# Basis

• May 21st 2009, 10:29 PM
Roam
Basis
Hi!

I don't understand how we can answer the following question.

How do we: extend the linearly independent set {(1,1,1,1,1),(1,2,3,4,5)} to form a basis for $R^5$ ?

Any help is appreciated.
• May 21st 2009, 11:28 PM
scorpion007
Find 3 more linearly independent vectors to form a basis for $R^5$. (You are given 2).

Recall that it is sufficient to find $n$ linearly independent vectors to form a basis for $R^n$.
• May 22nd 2009, 11:08 AM
Roam
Quote:

Originally Posted by scorpion007
Find 3 more linearly independent vectors to form a basis for $R^5$. (You are given 2).

Recall that it is sufficient to find $n$ linearly independent vectors to form a basis for $R^n$.

I'm not sure how to find thse vectors in $R^5$...
Would 'any' vector do? I mean can I use {(5,4,3,2,1),(6,7,8,9,1),(2,5,8,4,6)} for instance?
• May 22nd 2009, 11:23 AM
Isomorphism
Quote:

Originally Posted by Roam
I'm not sure how to find thse vectors in $R^5$...
Would 'any' vector do? I mean can I use {(5,4,3,2,1),(6,7,8,9,1),(2,5,8,4,6)} for instance?

Sure, IF you can prove all the 5 together are linearly independent (Smirk)

Can you?
• May 22nd 2009, 11:38 AM
SydneyBristow
Well the most simple basis to R^5
is the following 5 vectors because they are all linearly independant.

(1,0,0,0,0)
(0,1,0,0,0)
(0,0,1,0,0)
(0,0,0,1,0)
(0,0,0,0,1)

You have two vectors, you need 3 more that are linearly independant.

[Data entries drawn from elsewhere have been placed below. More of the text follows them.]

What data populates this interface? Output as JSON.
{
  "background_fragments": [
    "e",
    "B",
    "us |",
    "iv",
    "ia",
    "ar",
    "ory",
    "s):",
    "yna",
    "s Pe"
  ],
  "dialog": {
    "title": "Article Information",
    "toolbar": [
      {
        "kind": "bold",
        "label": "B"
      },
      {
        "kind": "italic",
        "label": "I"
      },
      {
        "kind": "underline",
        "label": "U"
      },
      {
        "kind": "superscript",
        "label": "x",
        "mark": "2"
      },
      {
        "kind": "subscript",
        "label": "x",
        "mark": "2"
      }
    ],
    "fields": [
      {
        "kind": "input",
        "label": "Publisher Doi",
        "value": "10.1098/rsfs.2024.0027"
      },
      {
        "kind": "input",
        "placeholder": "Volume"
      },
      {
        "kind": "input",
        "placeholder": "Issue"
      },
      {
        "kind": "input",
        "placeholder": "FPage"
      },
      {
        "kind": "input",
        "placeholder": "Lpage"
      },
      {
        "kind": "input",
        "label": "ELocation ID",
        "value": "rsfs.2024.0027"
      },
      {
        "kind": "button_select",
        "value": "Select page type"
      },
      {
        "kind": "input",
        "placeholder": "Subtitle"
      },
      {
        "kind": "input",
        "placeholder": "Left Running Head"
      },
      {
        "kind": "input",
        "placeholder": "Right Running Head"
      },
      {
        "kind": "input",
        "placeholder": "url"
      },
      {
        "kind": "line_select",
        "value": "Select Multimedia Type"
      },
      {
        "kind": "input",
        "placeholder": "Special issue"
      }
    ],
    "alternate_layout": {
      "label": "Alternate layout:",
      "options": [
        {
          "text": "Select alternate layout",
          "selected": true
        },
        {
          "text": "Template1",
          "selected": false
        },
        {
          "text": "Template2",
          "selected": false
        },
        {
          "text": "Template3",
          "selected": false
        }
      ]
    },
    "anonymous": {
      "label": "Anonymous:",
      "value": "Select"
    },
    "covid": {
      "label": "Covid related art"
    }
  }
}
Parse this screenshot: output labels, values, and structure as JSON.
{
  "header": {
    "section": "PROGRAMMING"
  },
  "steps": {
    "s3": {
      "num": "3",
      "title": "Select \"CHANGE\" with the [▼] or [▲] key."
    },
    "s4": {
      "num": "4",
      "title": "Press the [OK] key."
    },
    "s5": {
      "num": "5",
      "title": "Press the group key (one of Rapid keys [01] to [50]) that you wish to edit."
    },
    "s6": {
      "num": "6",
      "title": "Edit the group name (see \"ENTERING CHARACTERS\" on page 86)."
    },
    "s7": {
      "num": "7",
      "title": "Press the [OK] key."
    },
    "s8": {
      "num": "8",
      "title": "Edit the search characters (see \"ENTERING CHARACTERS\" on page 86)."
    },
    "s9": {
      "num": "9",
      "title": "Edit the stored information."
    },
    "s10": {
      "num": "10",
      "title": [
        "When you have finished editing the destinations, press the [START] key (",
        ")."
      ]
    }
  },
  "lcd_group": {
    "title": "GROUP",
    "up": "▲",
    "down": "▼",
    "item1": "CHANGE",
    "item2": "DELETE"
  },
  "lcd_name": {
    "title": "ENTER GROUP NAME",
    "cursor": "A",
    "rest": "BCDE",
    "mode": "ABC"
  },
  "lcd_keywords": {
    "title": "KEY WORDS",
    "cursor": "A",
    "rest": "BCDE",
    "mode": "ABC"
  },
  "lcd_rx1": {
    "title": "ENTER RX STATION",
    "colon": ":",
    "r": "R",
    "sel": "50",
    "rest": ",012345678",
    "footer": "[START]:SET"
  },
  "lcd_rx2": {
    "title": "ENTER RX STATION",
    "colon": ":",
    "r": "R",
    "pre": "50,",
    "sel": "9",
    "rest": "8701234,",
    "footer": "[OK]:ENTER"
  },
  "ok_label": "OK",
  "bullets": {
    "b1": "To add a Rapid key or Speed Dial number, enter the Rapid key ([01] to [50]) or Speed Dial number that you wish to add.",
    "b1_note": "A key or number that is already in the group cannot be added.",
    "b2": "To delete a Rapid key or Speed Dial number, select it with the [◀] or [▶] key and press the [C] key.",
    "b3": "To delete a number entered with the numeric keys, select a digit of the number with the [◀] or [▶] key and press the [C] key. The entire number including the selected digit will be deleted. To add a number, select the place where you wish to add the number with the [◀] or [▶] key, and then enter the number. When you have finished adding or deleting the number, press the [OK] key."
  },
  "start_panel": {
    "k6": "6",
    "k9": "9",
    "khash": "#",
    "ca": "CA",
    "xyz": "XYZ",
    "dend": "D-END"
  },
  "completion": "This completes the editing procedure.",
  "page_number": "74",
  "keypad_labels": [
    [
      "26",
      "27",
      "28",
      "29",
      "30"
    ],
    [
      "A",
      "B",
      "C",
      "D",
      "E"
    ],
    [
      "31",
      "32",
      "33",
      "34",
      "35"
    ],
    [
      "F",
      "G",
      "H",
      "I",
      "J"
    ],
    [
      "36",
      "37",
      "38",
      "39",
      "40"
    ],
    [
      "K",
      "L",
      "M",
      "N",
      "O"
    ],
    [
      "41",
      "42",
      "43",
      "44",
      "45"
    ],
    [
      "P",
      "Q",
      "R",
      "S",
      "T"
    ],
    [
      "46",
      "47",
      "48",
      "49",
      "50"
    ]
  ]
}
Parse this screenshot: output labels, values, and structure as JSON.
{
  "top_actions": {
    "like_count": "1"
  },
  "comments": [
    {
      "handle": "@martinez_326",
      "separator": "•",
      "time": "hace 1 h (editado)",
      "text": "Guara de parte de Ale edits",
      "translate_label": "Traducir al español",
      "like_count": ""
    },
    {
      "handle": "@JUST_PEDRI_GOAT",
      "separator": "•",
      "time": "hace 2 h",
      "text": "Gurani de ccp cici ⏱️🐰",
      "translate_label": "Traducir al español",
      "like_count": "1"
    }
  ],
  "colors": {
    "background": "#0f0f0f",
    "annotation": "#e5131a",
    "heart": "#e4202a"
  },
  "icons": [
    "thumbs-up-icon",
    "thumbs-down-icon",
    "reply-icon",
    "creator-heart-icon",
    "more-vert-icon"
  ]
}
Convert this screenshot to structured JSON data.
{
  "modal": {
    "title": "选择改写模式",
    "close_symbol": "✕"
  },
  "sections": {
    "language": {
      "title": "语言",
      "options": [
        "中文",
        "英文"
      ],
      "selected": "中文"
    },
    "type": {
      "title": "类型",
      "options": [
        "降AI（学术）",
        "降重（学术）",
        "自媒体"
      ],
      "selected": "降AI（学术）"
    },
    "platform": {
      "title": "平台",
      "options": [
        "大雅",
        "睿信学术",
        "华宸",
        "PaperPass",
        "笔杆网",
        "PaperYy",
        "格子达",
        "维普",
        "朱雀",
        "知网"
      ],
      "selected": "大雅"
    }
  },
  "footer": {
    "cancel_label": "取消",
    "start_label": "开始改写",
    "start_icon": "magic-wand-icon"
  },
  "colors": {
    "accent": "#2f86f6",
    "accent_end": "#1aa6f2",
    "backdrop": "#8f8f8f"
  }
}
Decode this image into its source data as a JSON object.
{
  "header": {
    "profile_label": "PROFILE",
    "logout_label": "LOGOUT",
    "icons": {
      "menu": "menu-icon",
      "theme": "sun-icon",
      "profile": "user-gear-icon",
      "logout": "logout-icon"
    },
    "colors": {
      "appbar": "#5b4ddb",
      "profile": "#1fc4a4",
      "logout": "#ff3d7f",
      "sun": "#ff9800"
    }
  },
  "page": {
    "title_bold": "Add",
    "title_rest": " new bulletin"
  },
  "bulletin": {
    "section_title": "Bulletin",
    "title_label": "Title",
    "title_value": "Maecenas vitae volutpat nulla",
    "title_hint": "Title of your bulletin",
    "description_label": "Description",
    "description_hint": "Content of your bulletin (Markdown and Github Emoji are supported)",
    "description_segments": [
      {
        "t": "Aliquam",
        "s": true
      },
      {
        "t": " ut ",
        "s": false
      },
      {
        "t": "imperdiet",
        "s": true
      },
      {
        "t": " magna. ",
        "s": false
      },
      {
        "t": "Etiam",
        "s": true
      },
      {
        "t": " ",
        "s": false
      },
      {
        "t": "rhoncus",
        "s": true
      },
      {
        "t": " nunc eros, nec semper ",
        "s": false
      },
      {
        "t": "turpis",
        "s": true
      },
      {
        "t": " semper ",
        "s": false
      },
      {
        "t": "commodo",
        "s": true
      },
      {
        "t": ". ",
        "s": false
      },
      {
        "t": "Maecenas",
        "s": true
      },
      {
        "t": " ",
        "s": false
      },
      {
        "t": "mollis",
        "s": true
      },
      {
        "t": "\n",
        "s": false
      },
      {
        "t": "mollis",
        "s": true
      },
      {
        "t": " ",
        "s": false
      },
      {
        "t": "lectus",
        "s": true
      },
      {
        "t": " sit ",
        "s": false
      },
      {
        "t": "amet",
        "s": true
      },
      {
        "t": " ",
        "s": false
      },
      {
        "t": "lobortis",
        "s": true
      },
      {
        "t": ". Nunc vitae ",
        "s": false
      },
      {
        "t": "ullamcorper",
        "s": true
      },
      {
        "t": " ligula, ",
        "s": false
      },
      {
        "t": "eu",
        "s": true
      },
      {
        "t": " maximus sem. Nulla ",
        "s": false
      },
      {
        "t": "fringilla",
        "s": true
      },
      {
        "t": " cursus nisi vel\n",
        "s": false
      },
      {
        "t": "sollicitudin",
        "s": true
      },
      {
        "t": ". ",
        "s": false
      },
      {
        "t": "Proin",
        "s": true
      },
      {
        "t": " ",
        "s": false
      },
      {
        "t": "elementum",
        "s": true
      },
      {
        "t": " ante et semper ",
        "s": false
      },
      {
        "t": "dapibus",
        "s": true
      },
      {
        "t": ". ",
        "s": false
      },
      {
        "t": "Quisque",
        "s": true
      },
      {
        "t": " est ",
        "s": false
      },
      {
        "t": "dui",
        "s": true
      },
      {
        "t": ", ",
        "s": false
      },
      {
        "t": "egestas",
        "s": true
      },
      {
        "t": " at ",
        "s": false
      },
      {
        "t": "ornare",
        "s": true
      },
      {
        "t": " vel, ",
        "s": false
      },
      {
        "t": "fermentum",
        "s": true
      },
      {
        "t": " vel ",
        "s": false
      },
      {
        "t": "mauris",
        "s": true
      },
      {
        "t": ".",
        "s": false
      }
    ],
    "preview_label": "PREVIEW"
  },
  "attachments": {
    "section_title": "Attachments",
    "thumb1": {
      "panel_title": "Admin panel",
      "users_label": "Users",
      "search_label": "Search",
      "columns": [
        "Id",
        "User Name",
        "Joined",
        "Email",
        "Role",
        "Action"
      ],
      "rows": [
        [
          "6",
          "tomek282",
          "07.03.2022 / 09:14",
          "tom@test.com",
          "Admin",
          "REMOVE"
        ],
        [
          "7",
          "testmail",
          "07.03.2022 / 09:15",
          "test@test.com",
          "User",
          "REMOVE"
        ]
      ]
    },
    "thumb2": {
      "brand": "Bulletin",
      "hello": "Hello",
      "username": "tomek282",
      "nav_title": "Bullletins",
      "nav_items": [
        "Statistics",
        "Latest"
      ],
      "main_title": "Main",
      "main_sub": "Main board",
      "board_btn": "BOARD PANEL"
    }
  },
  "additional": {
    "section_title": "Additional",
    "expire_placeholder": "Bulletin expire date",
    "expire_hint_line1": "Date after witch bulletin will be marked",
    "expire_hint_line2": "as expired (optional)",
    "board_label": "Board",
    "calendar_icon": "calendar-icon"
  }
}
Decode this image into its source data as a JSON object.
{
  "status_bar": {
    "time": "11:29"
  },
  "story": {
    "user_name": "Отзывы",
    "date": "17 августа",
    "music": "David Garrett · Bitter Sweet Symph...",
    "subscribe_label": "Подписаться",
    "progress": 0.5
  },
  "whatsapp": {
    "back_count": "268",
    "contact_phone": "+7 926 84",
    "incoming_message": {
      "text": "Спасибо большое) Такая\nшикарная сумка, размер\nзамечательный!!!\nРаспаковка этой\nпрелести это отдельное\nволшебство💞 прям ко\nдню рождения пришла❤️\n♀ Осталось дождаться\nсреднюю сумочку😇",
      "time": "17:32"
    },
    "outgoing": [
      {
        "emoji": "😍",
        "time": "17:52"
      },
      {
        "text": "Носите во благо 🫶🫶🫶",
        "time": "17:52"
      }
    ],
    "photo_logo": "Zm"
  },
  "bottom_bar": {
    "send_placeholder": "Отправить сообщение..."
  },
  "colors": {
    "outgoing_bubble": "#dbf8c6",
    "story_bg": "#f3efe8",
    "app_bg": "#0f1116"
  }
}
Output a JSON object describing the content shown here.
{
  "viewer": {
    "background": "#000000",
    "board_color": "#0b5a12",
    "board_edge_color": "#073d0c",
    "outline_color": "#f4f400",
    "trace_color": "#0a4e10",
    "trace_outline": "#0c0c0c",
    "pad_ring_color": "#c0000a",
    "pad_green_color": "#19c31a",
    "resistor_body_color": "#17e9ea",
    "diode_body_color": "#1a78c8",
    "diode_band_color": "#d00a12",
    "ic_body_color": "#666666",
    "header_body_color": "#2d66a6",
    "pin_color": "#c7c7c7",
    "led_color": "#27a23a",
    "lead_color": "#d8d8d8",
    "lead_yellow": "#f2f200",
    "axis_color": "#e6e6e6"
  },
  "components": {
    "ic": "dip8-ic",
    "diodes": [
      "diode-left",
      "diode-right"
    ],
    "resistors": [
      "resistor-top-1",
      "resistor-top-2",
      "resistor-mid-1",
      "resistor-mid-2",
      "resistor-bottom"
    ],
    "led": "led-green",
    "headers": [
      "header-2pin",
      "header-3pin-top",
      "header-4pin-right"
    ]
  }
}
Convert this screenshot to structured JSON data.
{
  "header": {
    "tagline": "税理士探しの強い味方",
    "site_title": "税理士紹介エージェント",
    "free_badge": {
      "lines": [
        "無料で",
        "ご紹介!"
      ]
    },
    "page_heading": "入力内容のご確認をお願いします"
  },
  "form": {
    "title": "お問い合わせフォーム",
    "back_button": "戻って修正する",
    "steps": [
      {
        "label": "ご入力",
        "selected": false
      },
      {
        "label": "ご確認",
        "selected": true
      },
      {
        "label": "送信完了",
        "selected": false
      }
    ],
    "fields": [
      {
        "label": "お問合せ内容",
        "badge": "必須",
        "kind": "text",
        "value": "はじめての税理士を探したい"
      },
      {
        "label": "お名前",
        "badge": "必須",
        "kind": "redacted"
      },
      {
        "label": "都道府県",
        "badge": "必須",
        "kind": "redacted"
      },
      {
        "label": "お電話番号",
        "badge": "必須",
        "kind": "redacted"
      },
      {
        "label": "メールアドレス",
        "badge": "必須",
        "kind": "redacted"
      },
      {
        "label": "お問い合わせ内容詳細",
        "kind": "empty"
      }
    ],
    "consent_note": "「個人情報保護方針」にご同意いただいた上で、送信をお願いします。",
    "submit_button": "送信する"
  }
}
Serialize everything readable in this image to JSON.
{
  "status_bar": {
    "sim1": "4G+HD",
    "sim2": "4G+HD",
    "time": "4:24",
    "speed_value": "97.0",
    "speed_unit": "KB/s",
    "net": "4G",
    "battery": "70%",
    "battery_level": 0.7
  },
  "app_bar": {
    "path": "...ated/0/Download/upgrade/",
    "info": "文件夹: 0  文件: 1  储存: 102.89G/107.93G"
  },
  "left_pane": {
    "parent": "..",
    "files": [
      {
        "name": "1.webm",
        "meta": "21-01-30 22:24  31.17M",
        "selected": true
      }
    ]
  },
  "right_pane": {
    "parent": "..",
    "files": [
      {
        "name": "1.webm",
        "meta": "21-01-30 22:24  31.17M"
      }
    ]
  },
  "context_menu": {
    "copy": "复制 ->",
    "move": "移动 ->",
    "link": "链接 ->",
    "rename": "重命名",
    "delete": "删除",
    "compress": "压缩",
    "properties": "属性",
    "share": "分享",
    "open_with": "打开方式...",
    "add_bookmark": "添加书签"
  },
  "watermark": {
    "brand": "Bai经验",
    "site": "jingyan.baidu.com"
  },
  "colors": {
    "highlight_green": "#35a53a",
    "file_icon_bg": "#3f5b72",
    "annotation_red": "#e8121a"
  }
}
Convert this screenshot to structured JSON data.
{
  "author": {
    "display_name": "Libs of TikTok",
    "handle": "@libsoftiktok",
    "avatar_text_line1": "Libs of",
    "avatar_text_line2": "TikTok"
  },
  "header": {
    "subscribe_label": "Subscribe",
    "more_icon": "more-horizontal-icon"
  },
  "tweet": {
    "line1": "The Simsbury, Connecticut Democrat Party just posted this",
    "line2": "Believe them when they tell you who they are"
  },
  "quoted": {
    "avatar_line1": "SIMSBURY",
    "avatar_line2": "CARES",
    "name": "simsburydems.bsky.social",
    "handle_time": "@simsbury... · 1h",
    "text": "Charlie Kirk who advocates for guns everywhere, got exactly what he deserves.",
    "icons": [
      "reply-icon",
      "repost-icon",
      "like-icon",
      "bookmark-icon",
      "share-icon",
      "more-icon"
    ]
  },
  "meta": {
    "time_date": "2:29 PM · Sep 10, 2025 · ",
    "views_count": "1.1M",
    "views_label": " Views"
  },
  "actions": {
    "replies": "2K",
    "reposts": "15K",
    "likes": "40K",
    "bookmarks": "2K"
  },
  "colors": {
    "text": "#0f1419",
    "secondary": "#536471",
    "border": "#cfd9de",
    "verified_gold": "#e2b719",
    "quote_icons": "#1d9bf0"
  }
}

You can just easily use 3 of those or if you want to find more vectors you can u can just do trial and error.

The vectors you listed are probably linear combinations of the other vectors. You can check that by doing

v5= c1v1+c2v2+c3v3+c4v4

Usually if the vector contains a 0 component it is independant to a vector with numbers bc the c value would have to be 0 to make the vector 0 and if that happens it is unlikely to be a linear combination of the other vectors unless the other vectors have 0 in the same place.
• May 22nd 2009, 07:41 PM
Roam
Okay, so can I just add the vectors {(0,0,1,0,0),(0,0,0,1,0),(0,0,0,0,1)} to the set in order to extend the linearly independent set {(1,1,1,1,1),(1,2,3,4,5)} to form a basis for $R^5$?

To find out whether these vectors are linearly independent together I must test them. So, for scalars $c_{1},c_{2},c_{3},c_{4},c_{5} \in R$, in the linear combination:

$c_{1} (1,1,1,1,1) + c_{2}(1,2,3,4,5) + c_{3} (0,0,1,0,0) + c_{4}(0,0,0,1,0) + c_{5}(0,0,0,0,1)$

There can only be one solution to the scalars, $c_{1},c_{2},c_{3},c_{4},c_{5} = 0$

I know the answer to this question isn't unique but is my answer correct? Is this a right set (and a basis for $R^5$)?
• May 22nd 2009, 08:56 PM
scorpion007
Yes. (You can verify it by solving the system you mentioned)